Your objective: Only one thing is required: the number of lines in the entries below that contain "JSON".

[Data for the task]

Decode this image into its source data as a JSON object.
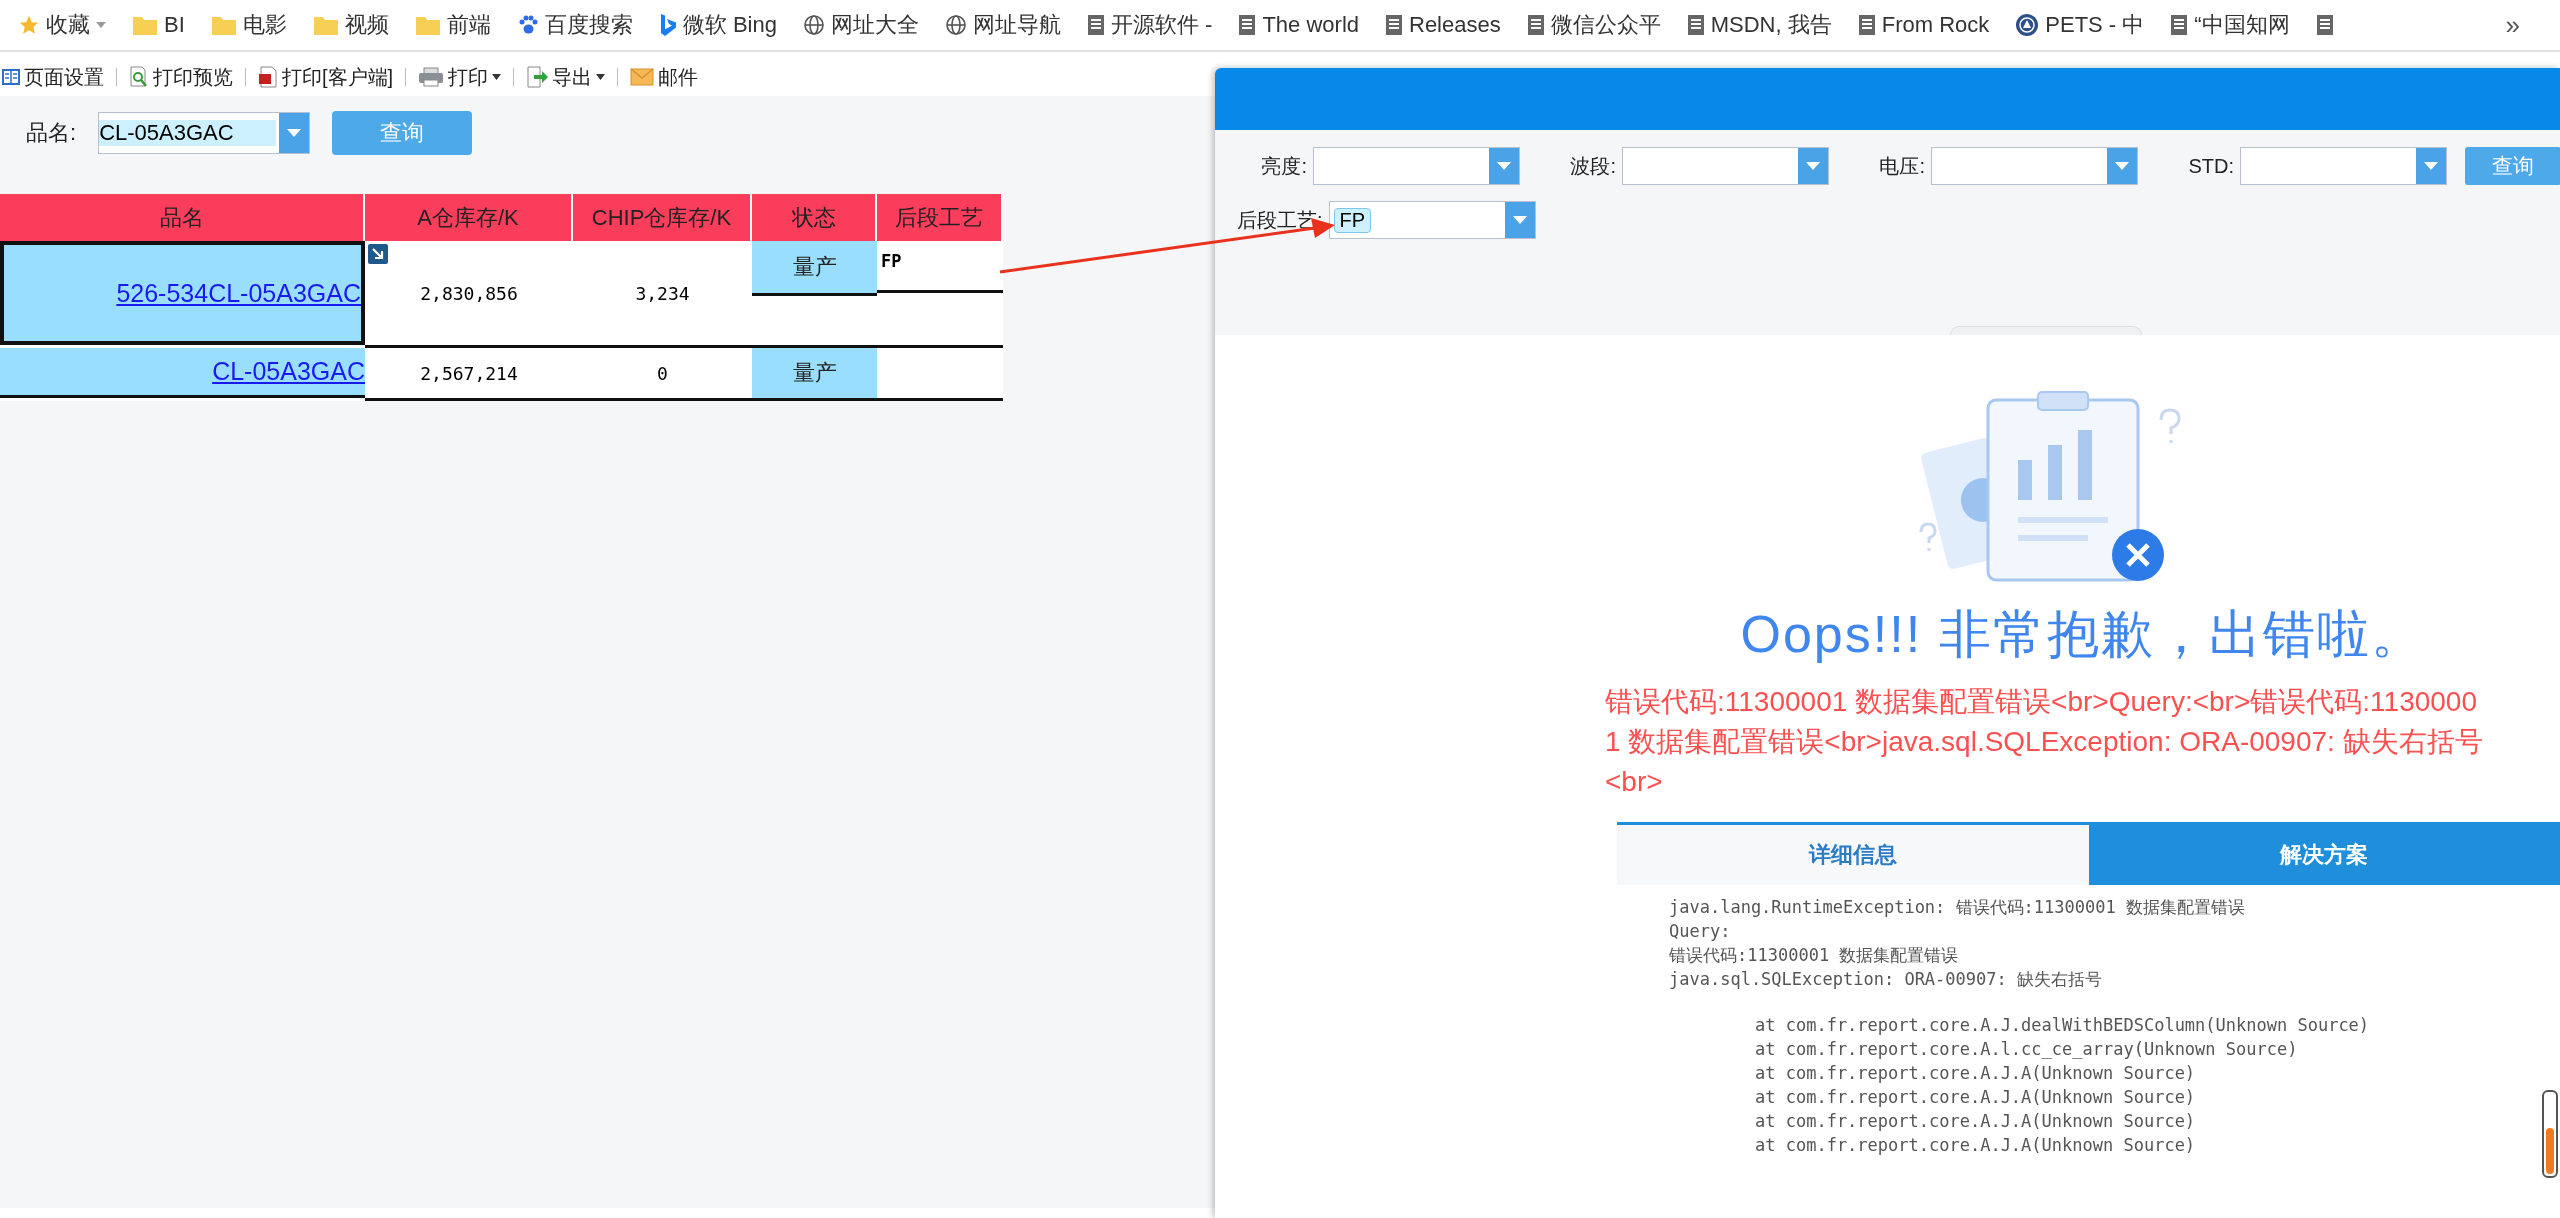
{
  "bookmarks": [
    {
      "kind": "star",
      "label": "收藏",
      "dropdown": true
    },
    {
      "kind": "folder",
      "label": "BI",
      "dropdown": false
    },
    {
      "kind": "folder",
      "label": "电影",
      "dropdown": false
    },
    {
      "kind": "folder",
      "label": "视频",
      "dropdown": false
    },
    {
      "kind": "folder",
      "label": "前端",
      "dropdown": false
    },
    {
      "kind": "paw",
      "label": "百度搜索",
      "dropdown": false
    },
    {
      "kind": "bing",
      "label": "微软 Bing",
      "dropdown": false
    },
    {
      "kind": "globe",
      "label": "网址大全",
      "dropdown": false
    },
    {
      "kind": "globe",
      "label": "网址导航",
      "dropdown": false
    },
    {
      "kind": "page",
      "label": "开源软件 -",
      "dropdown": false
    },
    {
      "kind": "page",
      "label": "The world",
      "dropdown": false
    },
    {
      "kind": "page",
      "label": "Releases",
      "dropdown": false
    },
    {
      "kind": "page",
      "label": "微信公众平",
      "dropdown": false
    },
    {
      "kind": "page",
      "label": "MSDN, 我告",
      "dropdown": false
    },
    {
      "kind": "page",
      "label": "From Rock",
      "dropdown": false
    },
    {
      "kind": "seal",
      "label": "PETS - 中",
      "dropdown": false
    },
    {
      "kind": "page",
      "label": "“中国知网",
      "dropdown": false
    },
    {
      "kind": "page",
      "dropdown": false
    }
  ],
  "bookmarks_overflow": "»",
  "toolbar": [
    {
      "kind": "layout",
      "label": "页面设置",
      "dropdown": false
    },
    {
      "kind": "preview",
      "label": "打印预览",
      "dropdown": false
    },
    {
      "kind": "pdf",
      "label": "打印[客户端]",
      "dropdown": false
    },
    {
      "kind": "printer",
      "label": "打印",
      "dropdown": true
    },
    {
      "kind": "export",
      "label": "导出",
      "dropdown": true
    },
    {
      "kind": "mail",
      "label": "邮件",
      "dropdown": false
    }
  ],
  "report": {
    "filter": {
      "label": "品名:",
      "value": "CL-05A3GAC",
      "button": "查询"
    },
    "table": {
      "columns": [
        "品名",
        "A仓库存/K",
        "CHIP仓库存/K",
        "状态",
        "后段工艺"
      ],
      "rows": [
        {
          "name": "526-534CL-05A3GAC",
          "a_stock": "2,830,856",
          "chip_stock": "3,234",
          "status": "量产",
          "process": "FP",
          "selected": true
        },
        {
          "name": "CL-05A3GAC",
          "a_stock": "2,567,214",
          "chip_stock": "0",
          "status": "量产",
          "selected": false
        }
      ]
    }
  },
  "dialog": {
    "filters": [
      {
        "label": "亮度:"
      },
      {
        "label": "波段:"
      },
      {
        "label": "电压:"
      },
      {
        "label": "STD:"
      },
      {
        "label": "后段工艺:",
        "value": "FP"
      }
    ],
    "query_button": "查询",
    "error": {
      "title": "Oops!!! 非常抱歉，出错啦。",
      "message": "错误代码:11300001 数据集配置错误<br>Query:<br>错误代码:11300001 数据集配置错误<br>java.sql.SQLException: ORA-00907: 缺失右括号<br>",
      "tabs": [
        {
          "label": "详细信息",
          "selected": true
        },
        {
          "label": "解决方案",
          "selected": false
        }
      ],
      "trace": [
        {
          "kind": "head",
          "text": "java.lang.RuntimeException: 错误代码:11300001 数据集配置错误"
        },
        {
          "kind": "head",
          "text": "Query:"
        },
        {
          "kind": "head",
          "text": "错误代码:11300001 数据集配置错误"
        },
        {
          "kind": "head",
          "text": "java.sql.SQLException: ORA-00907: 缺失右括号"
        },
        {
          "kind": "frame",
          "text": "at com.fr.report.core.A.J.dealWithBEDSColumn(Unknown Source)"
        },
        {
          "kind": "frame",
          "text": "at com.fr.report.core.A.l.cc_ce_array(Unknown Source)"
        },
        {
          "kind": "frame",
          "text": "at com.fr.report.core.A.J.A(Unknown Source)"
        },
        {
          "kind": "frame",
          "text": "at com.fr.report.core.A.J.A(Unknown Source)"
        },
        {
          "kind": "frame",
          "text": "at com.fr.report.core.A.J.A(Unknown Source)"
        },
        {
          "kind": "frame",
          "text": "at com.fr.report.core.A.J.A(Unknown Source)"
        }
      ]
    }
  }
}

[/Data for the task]
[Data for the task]

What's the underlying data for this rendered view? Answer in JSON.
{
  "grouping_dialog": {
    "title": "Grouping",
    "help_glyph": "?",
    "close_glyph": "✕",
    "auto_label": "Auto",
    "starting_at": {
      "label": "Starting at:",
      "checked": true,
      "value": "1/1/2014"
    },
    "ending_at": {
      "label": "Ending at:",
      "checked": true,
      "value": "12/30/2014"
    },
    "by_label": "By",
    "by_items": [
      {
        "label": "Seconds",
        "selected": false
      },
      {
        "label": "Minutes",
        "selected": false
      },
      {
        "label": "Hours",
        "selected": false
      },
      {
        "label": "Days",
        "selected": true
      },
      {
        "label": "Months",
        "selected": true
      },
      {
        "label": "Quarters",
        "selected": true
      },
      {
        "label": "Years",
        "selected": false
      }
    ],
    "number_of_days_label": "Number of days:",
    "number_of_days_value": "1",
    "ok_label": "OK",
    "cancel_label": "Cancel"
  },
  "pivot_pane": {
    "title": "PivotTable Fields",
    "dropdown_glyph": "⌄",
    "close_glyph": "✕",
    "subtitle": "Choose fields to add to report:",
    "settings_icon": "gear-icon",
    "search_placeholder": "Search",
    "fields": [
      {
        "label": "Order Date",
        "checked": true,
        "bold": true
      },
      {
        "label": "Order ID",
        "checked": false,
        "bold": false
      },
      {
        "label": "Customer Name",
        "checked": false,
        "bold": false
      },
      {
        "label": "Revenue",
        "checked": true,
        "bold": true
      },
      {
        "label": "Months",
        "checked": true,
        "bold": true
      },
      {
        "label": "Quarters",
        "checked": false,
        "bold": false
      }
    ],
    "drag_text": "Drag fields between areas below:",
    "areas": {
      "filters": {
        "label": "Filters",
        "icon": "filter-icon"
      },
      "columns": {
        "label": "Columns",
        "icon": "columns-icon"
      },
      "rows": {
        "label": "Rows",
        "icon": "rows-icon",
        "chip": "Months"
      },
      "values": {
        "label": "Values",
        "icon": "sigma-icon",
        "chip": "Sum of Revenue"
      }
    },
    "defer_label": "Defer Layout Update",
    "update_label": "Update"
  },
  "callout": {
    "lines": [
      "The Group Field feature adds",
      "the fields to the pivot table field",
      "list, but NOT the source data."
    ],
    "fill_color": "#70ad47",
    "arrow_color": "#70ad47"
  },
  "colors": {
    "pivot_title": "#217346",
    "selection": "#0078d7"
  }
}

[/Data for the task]

Result for this task: 2